The Department of Agriculture’s (DA) plan to limit importation of agricultural products through only five ports in the Philippines to ensure proper inspection is possible as long as dedicated examination areas are in place, according to a Bureau of Customs (BOC) executive.
BOC assistant commissioner and spokesperson Atty. Vincent Philip Maronilla, in a recent chance interview with PortCalls, said the plan to allow the unloading of agricultural imports to just a limited number of ports had been discussed in previous administrations, adding that “as long as there are special facilities that are going to be identified to those ports, I think that’s possible.”
DA Secretary William Dar on January 8 announced the plan to limit unloading of agricultural imports to only five ports to enable a 100% examination by the government. The plan was announced after President Rodrigo Duterte approved the establishment of designated cold examination areas in the ports of Manila, Batangas, Subic, Cebu and Davao.
Currently, BOC opens a container only to conduct a quick check of its contents to avoid spoilage and contamination. A more thorough examination is conducted once the commodities are delivered to the National Meat Inspection Service.
Maronilla said the main issue with the plan “is that it might be considered as a trade barrier” by the World Trade Organization as it would limit the free flow of trade. But if there are “specific facilities” that only the identified ports could offer, then “it’s not going to be a trade barrier.”
“I think the clincher there will be the decision of the DA to actually adopt and create cold storages for these ports for the conduct of a more effective examination that will effectively deviate any issues on trade barriers,” Maronilla said.
No timelines have been given for the DA’s plan, and Maronilla said there have been no meetings yet between DA and BOC on the matter.
The BOC executive noted, however, that it is best to have the plan “consulted with other agencies” as well before actual implementation.

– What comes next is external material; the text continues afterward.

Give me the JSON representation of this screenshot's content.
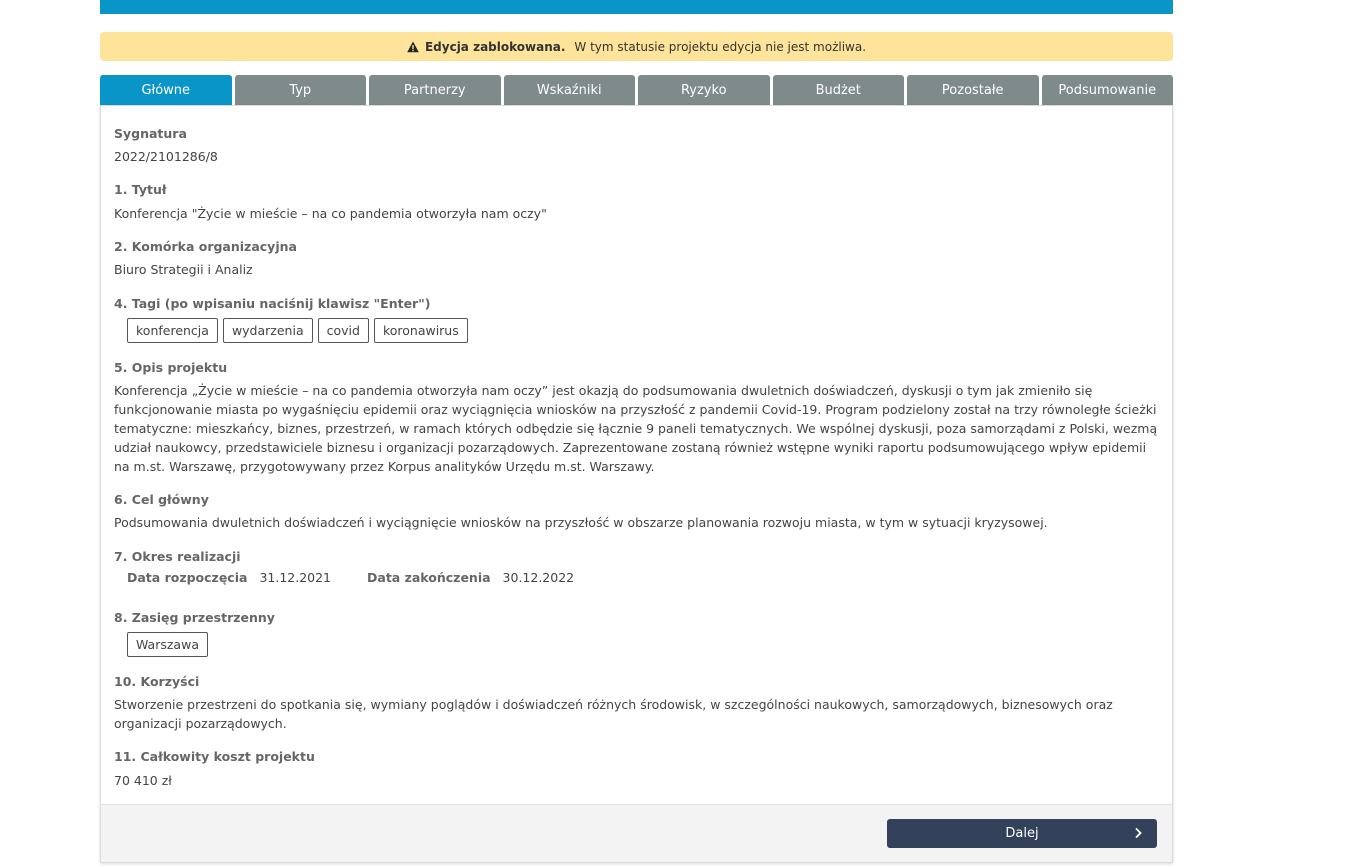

Currently, any ports with container-handling equipment can accept agricultural shipments, Maronilla noted. – Roumina Pablo